Various new offences have been prescribed as "serious offences" under the Corruption, Drug Trafficking and Other Serious Crimes (Confiscation of Benefits) Act with effect from 3 June 2015. Several of these newly prescribed serious offences--including fraudulent trading under the Companies Act and sanctions violations under, amongst others, the United Nations (Sanctions - Iran) Regulations 2014---have important implications for banks, financial institutions, directors, and employees of companies.
Clients should note that these changes to the AML/CFT regime would make it necessary to file Suspicious Transaction Reports where they suspect fraudulent trading, sanctions violations, or any of the other newly prescribed serious offences. This is because the effect was to essentially make the enumerated offences reportable offences under section 39(1) of the Corruption, Drug Trafficking and other Serious Crimes (Confiscation of Benefits) Ad as from 3 June 2015.
Of the newly prescribed "serious offences" listed in the Corruption, Drug Trafficking and Other Serious Crimes (Confiscation of Benefits) Act (Amendment of First and Second Schedules) Order 2015 ("Order"), we would highlight the following in particular:
- Companies Act
- Section340(5):Fraudulent trading by responsible person
- Section 404(3): Obtaining payment of moneys, etc., to company by false promise of officer or agent of company
- Section 406(a): Fraud by officer of company to induce person to give credit to the company
- Employment Agencies Act
- Section6(4):Carrying on employment agency,or performing employment agency-related work or activity, without valid licence
- Employment of Foreign Manpower Act
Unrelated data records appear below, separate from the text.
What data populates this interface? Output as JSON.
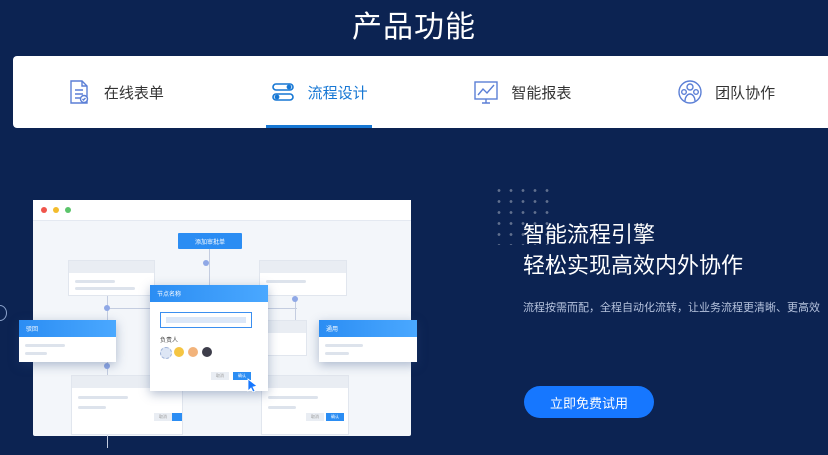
{
  "section": {
    "title": "产品功能"
  },
  "tabs": [
    {
      "label": "在线表单",
      "icon": "form-document-icon",
      "active": false
    },
    {
      "label": "流程设计",
      "icon": "workflow-toggle-icon",
      "active": true
    },
    {
      "label": "智能报表",
      "icon": "chart-report-icon",
      "active": false
    },
    {
      "label": "团队协作",
      "icon": "team-people-icon",
      "active": false
    }
  ],
  "feature": {
    "headline_line1": "智能流程引擎",
    "headline_line2": "轻松实现高效内外协作",
    "description": "流程按需而配，全程自动化流转，让业务流程更清晰、更高效",
    "cta_label": "立即免费试用"
  },
  "illustration": {
    "add_approver_button": "添加审批单",
    "node_card_title": "节点名称",
    "owner_label": "负责人",
    "left_card_title": "驳回",
    "right_card_title": "通用",
    "cancel_label": "取消",
    "confirm_label": "确认"
  },
  "colors": {
    "background": "#0c2352",
    "accent": "#1677d4",
    "cta": "#1677ff",
    "window_dots": [
      "#f0554b",
      "#f3bc2d",
      "#5bc46a"
    ]
  }
}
- Section 22A(2):Restrictions on receipt,etc., moneys in connection with employment of foreign employee
- Section 228(1):Obtaining pass for foreign employee for non-existent trade or business and failing to employ the foreign employee
- IncomeTax Act
- Section 37J(3):Giving false information to Comptroller of Income Tax,etc.,to obtain,or assist an other person to obtain,cash payout or PIC bonus (or both),
- Section 37J(4): Falsifying records or using contrivances, etc., to obtain, or assist another person to obtain, cash payout or PIC bonus (or both), etc.
- Monetary Authority of Singapore Act
- Section 27A(5):Failure or refusal to comply with direction,or contravention of regulations,issued or made to discharge Singapore's obligation virtue of decision of Security Council the United Nations.
Banks and financial institutions might need to consider whether their internal processes need to be updated accordingly. The inclusion of fraudulent trading under section 340(5) of the Companies Act should be particularly noted. Fraudulent trading for the purposes of section 340(5) arises where, among other things, "any business of the company has been canied on with intent to defraud creditors. This might include situations where a company is in financial diflicuties and carries on business knowing that creditors cannot reasonably expect to be repaid. In considering this, it should be noted that the obligation to report under section 39(1) arises, among other things, where a person has reasonable grounds to suspect that any property was used in connection with the specified serious offence.
With regards to sanction violations, in addition to specifying the commission of an offence under section 27A(5) of the Monetary Authority of Singapore Act, the Order also specifies breaches of the following to be predicate offences:
- United Nations (Anti-Terrorism Measures) Regulations;
- United Nations (Freezing of Assets of Former President of Liberia and Connected Persons) Regulations 2004;
- United Nations (Freezing of Assets of Persons - Coted'lvoire) Regulations 2006;
- United Nations (Freezing Assets of Persons - Democratic Republic the Congo) Regulations 2006;
- United Nations (Freezing Assets of Persons - Sudan) Regulations 2006;
- United Nations (Sanctions - Democratic People's Republic of Korea) Regulations 2010; and
- United Nations (Sanctions - Iran) Regulations 2014.
Employees and directors of companies involved in the prohibited practices might possibly also come under an obligation to report under section 39(1). even if they are not themselves involved in the prohibited practices but are simply aware of them or suspect them of having occurred.
The First and Second Schedules of the Mutual Assistance in Criminal Matters Act have been similarly amended with effect from the same date pursuant to the Mutual Assistance in Criminal Matters Act (Amendment of First and Second Schedules) Notification 2015.